> _Supplied material_
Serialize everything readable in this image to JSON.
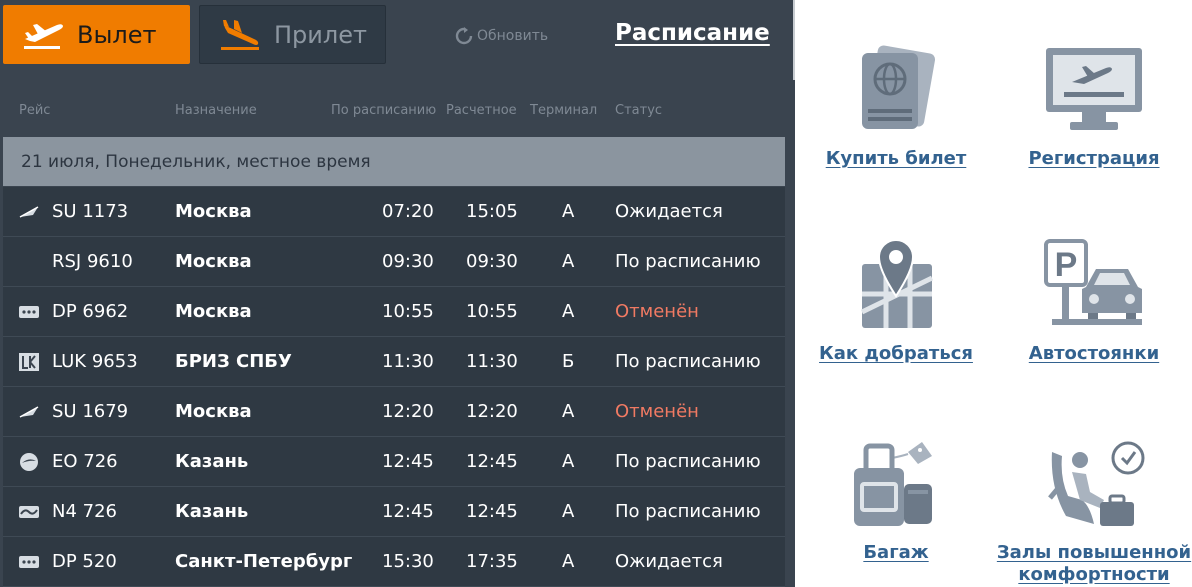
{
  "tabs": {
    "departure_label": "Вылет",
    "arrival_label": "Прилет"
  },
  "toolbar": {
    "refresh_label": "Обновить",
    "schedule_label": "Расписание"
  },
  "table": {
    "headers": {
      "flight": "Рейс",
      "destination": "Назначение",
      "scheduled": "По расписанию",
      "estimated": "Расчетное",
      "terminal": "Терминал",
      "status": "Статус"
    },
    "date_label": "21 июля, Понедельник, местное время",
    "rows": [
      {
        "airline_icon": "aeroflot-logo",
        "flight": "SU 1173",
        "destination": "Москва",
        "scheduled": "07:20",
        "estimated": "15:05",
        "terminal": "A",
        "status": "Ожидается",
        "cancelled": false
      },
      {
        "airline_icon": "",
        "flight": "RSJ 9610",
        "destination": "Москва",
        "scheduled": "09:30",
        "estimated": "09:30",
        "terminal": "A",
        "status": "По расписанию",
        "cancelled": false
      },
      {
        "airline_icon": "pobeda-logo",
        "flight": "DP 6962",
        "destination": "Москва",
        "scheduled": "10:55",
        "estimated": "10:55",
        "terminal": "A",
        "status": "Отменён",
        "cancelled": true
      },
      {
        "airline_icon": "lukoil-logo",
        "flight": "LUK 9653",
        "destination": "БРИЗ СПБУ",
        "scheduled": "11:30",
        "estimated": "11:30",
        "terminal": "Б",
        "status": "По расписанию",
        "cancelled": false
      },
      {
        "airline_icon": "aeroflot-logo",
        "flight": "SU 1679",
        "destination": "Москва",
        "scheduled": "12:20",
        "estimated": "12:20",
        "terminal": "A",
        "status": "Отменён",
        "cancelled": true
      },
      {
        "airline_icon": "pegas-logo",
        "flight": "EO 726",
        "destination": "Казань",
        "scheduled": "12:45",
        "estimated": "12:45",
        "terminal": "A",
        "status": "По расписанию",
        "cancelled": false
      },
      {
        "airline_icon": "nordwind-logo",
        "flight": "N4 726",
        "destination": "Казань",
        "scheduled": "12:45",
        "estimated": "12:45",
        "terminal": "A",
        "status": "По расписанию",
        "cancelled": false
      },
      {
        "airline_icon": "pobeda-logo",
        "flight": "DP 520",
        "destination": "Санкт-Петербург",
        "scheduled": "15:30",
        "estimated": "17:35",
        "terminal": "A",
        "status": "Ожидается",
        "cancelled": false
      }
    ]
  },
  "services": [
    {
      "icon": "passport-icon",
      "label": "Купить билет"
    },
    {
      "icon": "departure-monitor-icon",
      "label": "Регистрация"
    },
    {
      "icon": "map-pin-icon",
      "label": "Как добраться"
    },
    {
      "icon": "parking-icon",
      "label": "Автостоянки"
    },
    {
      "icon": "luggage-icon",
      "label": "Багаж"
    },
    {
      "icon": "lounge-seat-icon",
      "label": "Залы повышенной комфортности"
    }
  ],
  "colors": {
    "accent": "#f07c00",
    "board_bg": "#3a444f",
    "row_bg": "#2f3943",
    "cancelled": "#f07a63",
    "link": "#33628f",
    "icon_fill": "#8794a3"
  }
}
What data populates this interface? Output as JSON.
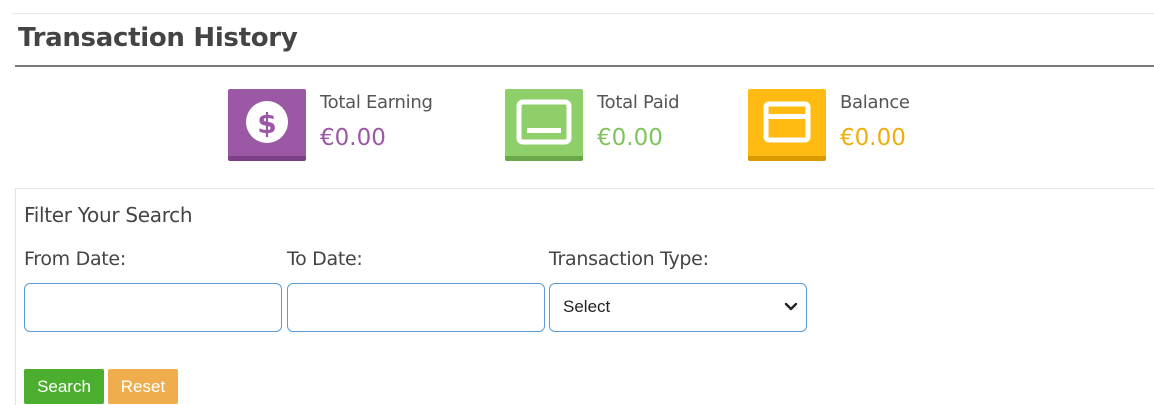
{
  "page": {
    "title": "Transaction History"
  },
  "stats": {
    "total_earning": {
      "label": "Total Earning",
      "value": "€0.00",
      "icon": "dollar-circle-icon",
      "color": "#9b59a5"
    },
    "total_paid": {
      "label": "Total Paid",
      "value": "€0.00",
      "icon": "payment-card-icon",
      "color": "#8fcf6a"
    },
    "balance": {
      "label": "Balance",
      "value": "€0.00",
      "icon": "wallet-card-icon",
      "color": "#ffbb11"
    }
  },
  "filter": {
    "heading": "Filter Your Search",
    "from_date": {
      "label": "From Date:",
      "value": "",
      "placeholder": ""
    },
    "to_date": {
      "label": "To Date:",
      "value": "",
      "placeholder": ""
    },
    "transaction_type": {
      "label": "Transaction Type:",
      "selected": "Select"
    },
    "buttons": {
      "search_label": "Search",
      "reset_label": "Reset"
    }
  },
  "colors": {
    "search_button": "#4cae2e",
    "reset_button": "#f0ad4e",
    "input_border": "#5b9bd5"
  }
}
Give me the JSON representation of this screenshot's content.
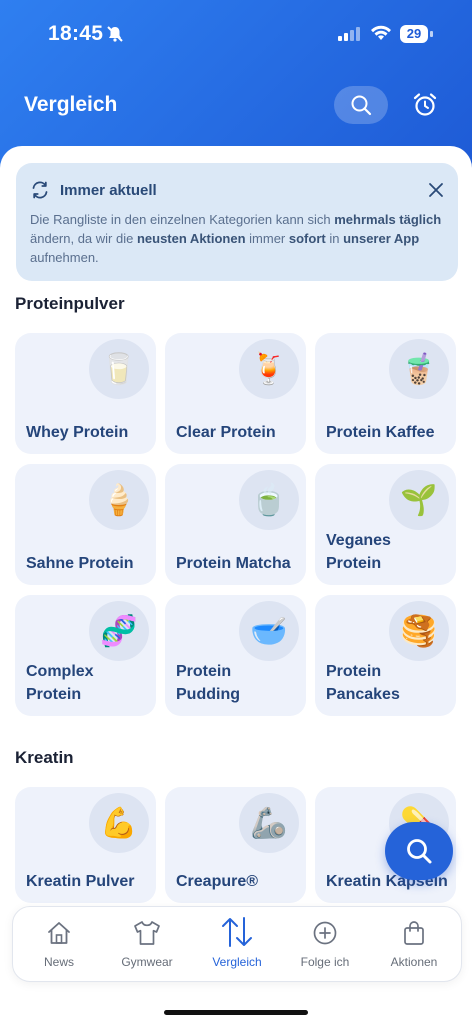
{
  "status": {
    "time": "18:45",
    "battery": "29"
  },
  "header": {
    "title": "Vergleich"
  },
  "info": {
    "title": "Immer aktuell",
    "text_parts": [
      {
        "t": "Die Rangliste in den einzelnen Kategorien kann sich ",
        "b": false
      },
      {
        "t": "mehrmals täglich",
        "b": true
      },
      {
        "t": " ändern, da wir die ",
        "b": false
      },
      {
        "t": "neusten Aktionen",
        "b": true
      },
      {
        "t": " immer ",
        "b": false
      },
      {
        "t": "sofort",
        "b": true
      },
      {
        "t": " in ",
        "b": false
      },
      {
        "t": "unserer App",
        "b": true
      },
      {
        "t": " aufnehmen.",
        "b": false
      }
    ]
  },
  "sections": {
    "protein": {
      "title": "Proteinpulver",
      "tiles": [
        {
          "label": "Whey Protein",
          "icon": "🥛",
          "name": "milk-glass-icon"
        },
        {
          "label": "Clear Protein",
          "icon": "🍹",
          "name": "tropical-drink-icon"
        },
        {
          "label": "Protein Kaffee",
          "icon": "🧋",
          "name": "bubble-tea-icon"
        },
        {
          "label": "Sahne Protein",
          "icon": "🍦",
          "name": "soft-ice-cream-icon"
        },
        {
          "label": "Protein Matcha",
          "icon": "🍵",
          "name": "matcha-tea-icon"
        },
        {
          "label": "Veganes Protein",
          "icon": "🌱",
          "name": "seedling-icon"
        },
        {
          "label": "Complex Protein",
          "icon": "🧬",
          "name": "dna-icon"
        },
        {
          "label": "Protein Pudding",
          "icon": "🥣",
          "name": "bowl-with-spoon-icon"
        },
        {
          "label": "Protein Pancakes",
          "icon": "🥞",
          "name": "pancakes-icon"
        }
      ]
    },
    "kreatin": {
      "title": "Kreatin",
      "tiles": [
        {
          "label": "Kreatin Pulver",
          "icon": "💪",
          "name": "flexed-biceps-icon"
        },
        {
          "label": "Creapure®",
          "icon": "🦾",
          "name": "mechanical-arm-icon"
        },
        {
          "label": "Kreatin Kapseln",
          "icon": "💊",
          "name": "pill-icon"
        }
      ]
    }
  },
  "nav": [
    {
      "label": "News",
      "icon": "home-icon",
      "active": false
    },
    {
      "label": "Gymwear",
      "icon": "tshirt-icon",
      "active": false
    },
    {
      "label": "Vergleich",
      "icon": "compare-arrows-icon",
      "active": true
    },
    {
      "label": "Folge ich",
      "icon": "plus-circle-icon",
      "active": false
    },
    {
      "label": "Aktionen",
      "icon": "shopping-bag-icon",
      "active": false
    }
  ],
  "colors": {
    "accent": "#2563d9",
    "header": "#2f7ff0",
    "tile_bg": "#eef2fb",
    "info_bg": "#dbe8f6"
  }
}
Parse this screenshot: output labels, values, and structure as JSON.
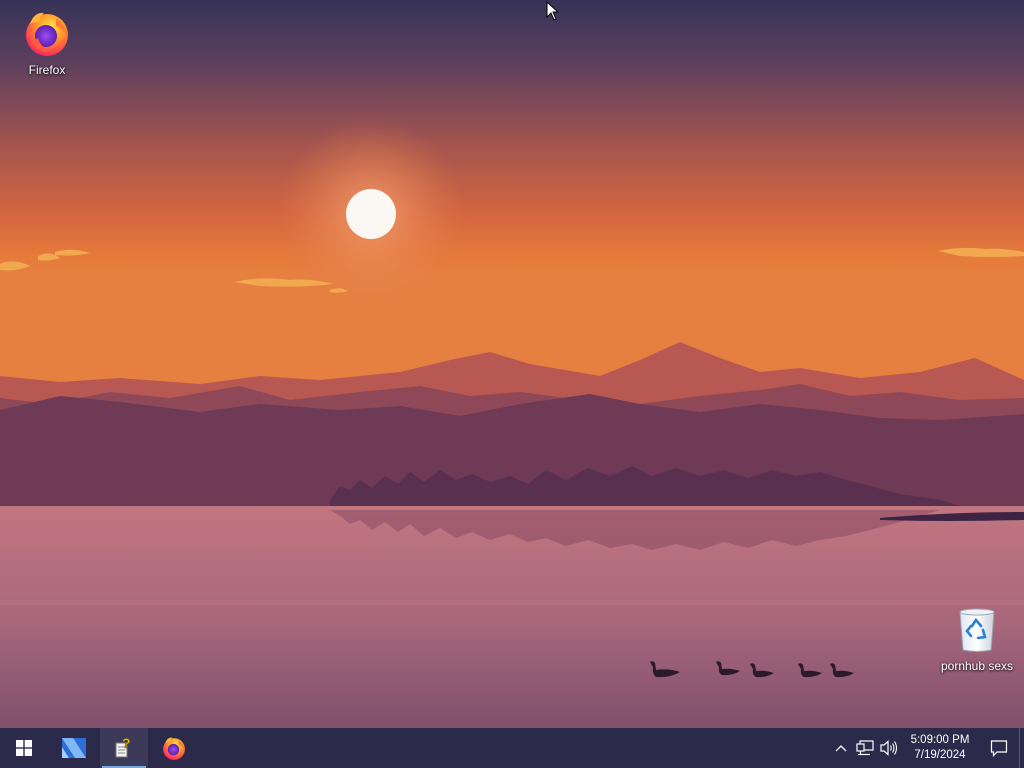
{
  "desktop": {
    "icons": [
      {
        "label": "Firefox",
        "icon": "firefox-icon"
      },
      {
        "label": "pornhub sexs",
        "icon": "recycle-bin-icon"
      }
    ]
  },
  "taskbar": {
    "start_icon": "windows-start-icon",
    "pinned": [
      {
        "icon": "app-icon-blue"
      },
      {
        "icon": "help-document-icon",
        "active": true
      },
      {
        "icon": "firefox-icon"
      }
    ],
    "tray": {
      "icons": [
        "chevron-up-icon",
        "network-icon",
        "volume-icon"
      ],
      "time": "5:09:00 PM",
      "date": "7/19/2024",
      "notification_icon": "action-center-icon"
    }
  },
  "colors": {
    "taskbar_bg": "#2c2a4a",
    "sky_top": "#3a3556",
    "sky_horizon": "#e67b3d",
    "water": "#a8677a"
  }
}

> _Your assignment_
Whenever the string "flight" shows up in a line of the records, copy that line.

> _Your solution_
      "flight": "Рейс",
        "flight": "SU 1173",
        "flight": "RSJ 9610",
        "flight": "DP 6962",
        "flight": "LUK 9653",
        "flight": "SU 1679",
        "flight": "EO 726",
        "flight": "N4 726",
        "flight": "DP 520",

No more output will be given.